So, with the discipline clear and with a growing conservative majority, is all well for my side? It seems not. Acknowledging the liberal hold on the institutions and the episcopacy, a proposal has been put forward that anticipates the formation of a new traditional Methodist denomination and would allow individual congregations or whole conferences to vote to separate from the UMC and join the new church. There would be a $25 million payment to the new denomination. I haven’t seen anything about the ownership of local church property, but I suspect congregations would keep those. The property fights that have characterized recent splits in other denominations have been blessedly absent in our discussions.
Mark Tooley of the Institute for Religion and Democracy expects that around 3.5 million in America will remain in the UMC, which will become a liberal church. Around 2.5 million Americans will leave for the new conservative Methodist church, along with nearly all 5.5 million foreign Methodists.
So what do I do? Though I’m a Tennessean, we live now in West Virginia, which has a high Methodist population, and we’ve been settled into a church for the whole 12 years we’ve lived in this city. The subject has rarely come up, either in the sermon or Sunday school, but I kind of think our members are probably fairly well divided among the two sides. Our new pastor has been bringing the topic up repeatedly in sermons (as well as the underlying moral issues that have prompted it), and it’s clear he’s on the liberal side.* There’s a fair chance that this church may stay with the UMC.
There are lots of other Methodist churches in the area, and a few of them will probably go with the traditional side. However, when we moved here, we spent several weeks finding the right church.

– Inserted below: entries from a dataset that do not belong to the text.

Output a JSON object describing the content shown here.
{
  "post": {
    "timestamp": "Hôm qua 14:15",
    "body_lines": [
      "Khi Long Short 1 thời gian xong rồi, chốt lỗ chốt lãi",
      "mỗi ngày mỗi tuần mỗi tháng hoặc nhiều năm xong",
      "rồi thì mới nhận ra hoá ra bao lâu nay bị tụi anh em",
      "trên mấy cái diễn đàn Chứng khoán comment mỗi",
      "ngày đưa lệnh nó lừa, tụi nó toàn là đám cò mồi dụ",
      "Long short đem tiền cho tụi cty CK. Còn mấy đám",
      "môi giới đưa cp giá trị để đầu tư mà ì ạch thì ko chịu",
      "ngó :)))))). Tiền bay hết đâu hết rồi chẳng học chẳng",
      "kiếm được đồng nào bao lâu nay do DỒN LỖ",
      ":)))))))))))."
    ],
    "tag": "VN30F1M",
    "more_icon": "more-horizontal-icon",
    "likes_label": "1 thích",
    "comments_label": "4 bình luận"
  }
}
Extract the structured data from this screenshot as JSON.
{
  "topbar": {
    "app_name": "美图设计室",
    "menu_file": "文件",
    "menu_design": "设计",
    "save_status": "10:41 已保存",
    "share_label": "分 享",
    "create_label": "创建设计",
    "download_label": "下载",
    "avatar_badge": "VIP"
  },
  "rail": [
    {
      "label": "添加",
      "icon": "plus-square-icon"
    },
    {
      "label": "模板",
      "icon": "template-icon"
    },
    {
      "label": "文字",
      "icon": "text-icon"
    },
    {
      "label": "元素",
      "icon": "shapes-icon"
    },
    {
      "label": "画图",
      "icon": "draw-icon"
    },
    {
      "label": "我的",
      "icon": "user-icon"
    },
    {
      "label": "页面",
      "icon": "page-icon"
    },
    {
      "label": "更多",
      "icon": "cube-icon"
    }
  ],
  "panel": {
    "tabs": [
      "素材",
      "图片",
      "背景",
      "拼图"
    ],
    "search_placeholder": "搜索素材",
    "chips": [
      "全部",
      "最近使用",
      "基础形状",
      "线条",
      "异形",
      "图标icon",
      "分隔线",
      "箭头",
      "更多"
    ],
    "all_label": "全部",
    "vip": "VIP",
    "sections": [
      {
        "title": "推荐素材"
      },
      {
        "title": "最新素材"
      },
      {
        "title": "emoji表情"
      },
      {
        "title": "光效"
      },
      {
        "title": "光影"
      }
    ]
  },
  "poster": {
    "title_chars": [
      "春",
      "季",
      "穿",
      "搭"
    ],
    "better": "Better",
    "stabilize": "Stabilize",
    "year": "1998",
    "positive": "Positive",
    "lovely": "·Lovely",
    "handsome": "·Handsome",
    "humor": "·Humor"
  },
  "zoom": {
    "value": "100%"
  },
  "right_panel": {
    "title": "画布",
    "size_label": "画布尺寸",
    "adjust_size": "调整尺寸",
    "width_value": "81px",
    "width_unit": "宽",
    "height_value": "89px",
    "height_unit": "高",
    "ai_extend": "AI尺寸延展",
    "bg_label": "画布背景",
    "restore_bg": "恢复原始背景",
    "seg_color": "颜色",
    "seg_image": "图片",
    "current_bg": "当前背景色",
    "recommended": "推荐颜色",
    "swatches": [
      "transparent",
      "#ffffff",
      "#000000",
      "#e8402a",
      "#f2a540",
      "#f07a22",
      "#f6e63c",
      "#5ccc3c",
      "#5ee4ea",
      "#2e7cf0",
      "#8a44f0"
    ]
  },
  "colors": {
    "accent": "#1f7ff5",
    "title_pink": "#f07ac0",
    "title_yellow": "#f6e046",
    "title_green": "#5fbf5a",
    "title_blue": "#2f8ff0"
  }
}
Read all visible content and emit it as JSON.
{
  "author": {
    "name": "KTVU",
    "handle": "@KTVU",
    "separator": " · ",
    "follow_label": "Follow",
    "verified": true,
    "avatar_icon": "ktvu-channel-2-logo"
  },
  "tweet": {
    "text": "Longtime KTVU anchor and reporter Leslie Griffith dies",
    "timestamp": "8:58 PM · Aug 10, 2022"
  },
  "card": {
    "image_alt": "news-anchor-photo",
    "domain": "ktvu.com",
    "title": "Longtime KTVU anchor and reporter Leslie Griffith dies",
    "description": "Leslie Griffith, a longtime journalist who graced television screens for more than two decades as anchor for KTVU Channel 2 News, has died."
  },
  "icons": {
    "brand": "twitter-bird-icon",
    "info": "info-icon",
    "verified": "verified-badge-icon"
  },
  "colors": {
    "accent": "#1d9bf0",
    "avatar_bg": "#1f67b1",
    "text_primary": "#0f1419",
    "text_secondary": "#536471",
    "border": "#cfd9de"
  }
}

In several cases, the people were great, but the service was too modern for me. Projection screens, praise band, and so on. So what do I do if the churches with the theology I agree with all have cringe-inducing worship services, while the churches whose services draw me in spout politics and theology that pushes me away?
I’ll note that I’m not looking for replies of “You should quit and join denomination X, instead.” For now, I’m thinking I could transfer my membership to my old church back in Tennessee (evangelical and will go with the traditional denomination), so that I’ll be a member of the new denomination, and then I’ll keep going to our church here in town until and unless the politics drives me away.
*Incidentally, these are the only times I have ever heard homosexuality mentioned from a Methodist pulpit in my life, despite being in this denomination since I was born. Conservatives are not railing against it; it’s the other side pushing for it.Published in